Kent soldier helicopter death 'questions unanswered'
Questions about a fatal helicopter crash in Afghanistan have gone "unasked and unanswered", a coroner has said.
Assistant Coroner Andrew Campbell-Tiech QC made the comments at the end of an inquest into the death of 27-year-old Kent soldier Captain Ben Babington-Browne, who died in the crash in 2009.
He said the hearing in Maidstone proceeded without evidence from those who were present at the crash scene.
Recording his verdict, he said the soldier's death was accidental.
Capt Babington-Browne, who served with the Royal Engineers, died with two Canadians when the Canadian forces helicopter crashed and caught fire at forward operating base (FOB) Mescall in Zabul province in July that year.
He had been strapped in, but seated on the floor on take-off with his legs dangling out of the door. Six people were on board.
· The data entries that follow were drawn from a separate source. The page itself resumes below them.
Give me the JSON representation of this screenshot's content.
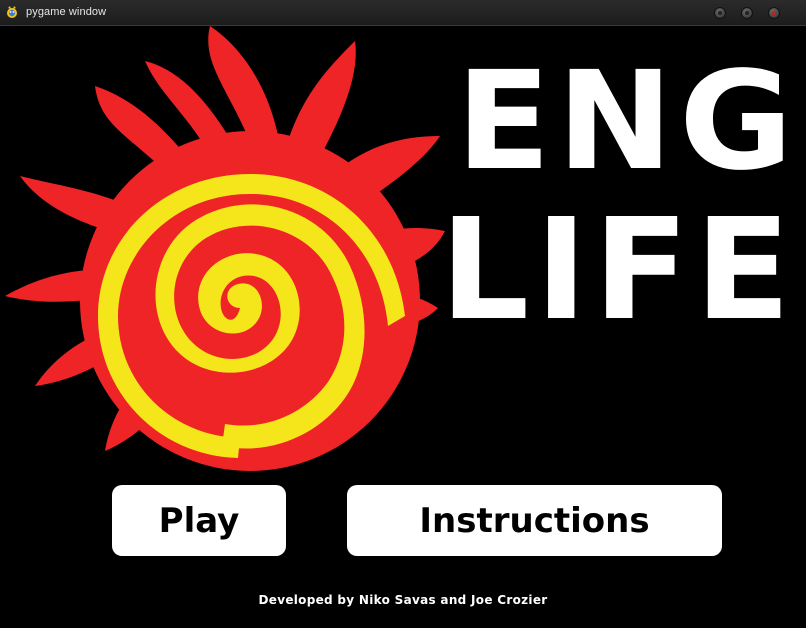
{
  "window": {
    "title": "pygame window"
  },
  "game": {
    "title_line1": "ENG",
    "title_line2": "LIFE",
    "play_label": "Play",
    "instructions_label": "Instructions",
    "credits": "Developed by Niko Savas and Joe Crozier"
  },
  "colors": {
    "background": "#000000",
    "logo_red": "#ee2426",
    "logo_yellow": "#f5e61c",
    "text": "#ffffff",
    "button_bg": "#ffffff",
    "button_text": "#000000"
  },
  "icons": {
    "window_icon": "pygame-snake-icon",
    "logo": "sun-spiral-logo",
    "minimize": "minimize-icon",
    "maximize": "maximize-icon",
    "close": "close-icon"
  }
}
The inquest heard a dustball created by the helicopter's rotor blades affected the pilot's visibility and the aircraft drifted and hit a security barrier.
Pathologist Dr Nicholas Hunt said Capt Babington-Browne died from multiple injuries and inhalation of fire fumes.
Mr Campbell-Tiech said Canadian officials refused to provide witnesses, transcripts or recordings for the inquest and also delayed responding to requests for information.
He had asked for evidence from the three surviving crew members, but said the inquest proceeded without any evidence from those present at the crash.
"A raft of obvious questions concerning the immediate circumstances of Capt Babington-Browne's death has therefore gone unasked and unanswered," he said.
"These include, but are certainly not limited to, why was he seated on the floor with his legs hanging out of the open door? Was this his choice?"
The coroner also asked how common dustballs were on take-off at FOB Mescall, and why there was no firefighting equipment.
Nina Babington-Browne, the soldier's mother, said "significant evidence was withheld from the inquest".
She said experts told the coroner it was "simply a case of the wrong helicopter" and the aircraft was underpowered and dangerously overloaded.
"More experienced pilots would have known this, and acted accordingly," she said.
An inquiry in Canada found the condition of the landing zone and pilot technique were direct factors in the crash, but the mission was "appropriately tasked and authorised".
The report found pre-deployment training and preparations were not adequate and 19 recommendations were made.
A second Canadian report said the pilot lost "situational awareness" because of rapid and numerous changes in his focus as he tried to stabilise the aircraft and climb away.